**WORK TO BE COMPLETED:** Using the data beneath, show every line that includes the word "Update".

**EXTRACTED ENTRIES:**
▶

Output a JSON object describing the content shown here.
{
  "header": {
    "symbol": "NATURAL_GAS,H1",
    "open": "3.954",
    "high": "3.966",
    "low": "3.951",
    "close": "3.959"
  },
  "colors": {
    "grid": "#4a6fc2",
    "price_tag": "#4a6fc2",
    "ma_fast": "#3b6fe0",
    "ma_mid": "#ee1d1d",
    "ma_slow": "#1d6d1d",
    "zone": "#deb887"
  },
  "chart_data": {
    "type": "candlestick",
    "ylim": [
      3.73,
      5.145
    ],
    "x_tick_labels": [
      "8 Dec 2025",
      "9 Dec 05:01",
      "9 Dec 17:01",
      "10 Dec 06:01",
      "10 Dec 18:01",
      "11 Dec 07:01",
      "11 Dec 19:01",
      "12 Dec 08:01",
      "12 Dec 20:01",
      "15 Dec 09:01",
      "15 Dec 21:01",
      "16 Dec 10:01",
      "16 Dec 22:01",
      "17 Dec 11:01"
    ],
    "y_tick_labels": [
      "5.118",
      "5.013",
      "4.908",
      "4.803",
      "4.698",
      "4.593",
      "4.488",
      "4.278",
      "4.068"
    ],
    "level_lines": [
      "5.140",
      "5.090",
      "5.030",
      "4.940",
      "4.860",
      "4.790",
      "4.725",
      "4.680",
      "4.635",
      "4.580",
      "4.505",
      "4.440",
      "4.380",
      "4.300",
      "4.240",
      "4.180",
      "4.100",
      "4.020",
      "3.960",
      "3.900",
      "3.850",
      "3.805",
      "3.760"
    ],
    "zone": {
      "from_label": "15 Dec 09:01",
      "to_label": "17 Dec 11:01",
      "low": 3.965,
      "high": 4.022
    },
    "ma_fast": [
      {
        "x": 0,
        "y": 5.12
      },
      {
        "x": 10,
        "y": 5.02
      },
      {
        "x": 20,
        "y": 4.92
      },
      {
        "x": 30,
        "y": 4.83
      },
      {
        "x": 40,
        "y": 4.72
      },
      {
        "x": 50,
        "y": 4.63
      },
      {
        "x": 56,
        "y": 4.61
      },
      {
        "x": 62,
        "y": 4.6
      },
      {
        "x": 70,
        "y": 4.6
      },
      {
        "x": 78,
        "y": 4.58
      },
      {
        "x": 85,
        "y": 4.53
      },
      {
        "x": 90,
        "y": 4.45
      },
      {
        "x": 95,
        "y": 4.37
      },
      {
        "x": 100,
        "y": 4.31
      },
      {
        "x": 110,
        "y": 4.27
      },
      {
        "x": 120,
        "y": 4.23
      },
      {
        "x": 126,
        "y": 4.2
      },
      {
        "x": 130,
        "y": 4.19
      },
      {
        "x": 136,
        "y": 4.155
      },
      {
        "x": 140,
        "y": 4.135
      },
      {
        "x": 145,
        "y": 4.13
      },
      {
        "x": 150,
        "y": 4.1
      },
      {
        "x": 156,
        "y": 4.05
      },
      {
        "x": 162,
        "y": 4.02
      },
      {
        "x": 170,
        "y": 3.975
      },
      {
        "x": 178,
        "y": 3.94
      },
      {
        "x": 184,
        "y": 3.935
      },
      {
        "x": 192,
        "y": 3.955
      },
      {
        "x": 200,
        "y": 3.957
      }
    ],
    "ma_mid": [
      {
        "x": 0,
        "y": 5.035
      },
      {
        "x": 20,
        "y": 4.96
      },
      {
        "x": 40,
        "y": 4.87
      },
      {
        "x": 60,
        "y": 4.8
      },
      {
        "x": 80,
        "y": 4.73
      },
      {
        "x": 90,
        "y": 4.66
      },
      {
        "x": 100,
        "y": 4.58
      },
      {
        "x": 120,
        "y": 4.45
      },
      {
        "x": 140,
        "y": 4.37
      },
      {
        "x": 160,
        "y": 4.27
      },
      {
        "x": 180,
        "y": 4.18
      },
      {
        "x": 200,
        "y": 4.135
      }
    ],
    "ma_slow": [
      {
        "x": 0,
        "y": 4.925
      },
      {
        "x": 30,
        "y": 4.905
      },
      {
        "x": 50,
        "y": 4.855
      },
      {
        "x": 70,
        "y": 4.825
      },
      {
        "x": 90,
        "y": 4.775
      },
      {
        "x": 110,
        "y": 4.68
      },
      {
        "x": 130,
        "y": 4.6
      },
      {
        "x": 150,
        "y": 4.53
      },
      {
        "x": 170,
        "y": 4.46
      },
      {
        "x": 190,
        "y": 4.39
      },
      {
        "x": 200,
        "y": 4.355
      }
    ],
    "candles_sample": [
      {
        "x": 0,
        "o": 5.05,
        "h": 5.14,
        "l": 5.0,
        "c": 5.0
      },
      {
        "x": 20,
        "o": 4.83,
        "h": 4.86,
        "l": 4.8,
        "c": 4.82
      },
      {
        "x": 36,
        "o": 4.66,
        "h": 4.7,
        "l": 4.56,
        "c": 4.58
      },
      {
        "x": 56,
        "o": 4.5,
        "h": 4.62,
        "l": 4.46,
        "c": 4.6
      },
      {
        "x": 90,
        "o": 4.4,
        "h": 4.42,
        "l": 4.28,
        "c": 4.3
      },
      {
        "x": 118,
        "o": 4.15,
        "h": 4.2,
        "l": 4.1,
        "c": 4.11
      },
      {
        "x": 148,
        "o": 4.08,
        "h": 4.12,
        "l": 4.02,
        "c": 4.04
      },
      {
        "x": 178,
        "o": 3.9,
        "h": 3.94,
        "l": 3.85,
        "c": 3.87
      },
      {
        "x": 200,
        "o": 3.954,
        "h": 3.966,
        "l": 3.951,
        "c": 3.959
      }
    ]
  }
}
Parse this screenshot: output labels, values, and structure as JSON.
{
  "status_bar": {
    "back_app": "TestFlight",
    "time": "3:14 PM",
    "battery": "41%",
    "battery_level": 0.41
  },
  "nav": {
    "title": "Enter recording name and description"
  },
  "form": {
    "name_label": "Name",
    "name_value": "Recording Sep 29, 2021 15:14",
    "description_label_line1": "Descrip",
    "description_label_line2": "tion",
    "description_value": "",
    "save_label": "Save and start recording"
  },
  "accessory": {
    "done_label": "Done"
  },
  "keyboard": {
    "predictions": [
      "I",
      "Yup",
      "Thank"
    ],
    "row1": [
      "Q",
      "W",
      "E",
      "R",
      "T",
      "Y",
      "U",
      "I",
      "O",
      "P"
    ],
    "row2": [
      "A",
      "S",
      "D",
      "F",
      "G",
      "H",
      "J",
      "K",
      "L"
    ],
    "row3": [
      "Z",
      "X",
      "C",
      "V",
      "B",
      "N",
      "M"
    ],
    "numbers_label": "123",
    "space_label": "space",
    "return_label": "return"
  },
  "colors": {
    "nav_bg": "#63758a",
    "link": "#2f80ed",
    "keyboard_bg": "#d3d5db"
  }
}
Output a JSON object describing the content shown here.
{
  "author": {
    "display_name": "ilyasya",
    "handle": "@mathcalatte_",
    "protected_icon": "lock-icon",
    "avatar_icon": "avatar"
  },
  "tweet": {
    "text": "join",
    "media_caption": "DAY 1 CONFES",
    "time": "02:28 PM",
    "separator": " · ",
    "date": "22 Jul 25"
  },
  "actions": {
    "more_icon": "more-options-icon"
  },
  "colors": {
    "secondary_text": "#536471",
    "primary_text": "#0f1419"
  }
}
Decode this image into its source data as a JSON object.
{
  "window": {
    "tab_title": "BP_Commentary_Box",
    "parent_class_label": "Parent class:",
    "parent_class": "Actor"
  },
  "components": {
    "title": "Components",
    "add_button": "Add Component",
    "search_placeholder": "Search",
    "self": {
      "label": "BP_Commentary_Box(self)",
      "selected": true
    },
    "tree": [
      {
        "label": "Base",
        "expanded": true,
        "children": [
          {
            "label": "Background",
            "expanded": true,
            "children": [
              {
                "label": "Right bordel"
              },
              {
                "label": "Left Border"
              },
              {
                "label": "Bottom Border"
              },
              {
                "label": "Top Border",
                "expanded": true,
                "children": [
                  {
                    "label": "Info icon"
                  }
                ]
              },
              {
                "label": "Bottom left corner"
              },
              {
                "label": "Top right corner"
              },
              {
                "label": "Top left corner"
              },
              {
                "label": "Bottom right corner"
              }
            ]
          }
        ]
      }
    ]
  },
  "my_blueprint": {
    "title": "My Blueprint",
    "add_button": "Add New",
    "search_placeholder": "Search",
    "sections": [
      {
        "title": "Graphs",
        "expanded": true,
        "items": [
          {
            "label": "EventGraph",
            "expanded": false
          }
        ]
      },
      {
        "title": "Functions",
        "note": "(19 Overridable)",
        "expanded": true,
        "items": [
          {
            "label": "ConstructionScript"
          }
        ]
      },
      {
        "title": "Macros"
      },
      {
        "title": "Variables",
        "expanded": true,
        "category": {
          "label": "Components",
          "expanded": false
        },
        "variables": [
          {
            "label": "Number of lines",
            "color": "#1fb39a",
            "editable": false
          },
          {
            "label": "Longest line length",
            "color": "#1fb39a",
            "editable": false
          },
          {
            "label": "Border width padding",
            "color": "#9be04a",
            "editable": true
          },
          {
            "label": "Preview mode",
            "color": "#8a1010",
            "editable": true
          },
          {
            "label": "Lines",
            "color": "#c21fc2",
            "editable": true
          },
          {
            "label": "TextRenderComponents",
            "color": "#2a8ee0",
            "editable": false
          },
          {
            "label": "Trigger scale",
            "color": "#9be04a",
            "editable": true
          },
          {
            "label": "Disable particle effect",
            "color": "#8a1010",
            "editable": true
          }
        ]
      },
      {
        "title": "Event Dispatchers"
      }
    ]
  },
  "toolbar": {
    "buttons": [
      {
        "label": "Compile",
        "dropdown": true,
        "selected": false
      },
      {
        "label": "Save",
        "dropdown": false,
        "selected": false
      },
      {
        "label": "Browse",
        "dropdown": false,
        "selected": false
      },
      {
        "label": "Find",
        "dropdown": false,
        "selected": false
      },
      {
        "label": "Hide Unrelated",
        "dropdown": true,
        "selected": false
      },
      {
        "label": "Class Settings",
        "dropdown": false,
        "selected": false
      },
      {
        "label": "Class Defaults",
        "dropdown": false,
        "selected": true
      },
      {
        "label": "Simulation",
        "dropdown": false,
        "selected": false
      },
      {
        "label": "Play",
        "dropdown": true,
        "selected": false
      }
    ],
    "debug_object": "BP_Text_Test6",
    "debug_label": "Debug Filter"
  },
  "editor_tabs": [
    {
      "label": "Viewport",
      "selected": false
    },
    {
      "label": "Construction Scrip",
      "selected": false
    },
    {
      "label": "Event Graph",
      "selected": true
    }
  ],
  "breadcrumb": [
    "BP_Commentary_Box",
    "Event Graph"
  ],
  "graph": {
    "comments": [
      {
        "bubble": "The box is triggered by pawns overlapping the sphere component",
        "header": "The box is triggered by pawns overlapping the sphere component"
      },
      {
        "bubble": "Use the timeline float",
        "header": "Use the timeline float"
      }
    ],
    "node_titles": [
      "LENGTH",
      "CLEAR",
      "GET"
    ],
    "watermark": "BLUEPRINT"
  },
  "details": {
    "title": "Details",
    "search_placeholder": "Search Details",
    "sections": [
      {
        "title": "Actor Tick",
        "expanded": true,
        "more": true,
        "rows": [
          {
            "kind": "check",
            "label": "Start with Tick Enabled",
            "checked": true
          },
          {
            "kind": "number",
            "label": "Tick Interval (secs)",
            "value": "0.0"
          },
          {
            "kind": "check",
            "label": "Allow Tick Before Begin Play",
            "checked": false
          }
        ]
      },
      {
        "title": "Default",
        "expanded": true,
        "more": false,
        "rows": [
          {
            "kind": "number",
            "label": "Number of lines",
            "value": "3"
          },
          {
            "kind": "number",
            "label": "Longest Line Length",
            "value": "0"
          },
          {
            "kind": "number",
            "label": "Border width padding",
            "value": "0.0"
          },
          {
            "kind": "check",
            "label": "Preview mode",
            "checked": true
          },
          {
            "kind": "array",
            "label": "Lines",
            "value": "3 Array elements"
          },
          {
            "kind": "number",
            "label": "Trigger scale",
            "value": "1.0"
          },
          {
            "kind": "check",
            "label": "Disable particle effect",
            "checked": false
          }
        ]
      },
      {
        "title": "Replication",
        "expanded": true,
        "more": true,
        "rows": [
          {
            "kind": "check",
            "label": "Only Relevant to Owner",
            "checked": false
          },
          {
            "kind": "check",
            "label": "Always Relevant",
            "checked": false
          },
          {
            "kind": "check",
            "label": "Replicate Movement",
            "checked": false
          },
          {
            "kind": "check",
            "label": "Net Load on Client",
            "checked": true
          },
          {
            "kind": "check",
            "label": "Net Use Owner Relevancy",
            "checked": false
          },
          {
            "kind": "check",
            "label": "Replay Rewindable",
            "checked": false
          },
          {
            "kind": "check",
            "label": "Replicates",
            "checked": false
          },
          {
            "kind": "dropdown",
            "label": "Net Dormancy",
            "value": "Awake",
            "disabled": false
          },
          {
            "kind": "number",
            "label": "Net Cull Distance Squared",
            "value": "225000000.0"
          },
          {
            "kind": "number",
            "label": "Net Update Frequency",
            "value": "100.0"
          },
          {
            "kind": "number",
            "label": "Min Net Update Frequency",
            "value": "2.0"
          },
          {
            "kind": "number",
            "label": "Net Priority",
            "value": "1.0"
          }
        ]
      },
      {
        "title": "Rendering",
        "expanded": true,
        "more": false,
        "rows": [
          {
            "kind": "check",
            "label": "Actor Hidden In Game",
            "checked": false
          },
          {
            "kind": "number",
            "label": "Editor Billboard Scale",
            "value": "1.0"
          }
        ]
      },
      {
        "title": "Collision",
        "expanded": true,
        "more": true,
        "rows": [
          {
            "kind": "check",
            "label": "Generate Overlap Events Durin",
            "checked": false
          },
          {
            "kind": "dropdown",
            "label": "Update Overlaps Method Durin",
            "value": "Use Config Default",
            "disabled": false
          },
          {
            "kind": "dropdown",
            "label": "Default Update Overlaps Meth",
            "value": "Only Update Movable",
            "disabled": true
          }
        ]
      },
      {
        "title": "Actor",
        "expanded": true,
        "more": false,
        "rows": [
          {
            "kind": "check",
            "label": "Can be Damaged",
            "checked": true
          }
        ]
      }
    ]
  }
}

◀

**SOLUTION:**
            "label": "Net Update Frequency",
            "label": "Min Net Update Frequency",
            "label": "Update Overlaps Method Durin",
            "label": "Default Update Overlaps Meth",
            "value": "Only Update Movable",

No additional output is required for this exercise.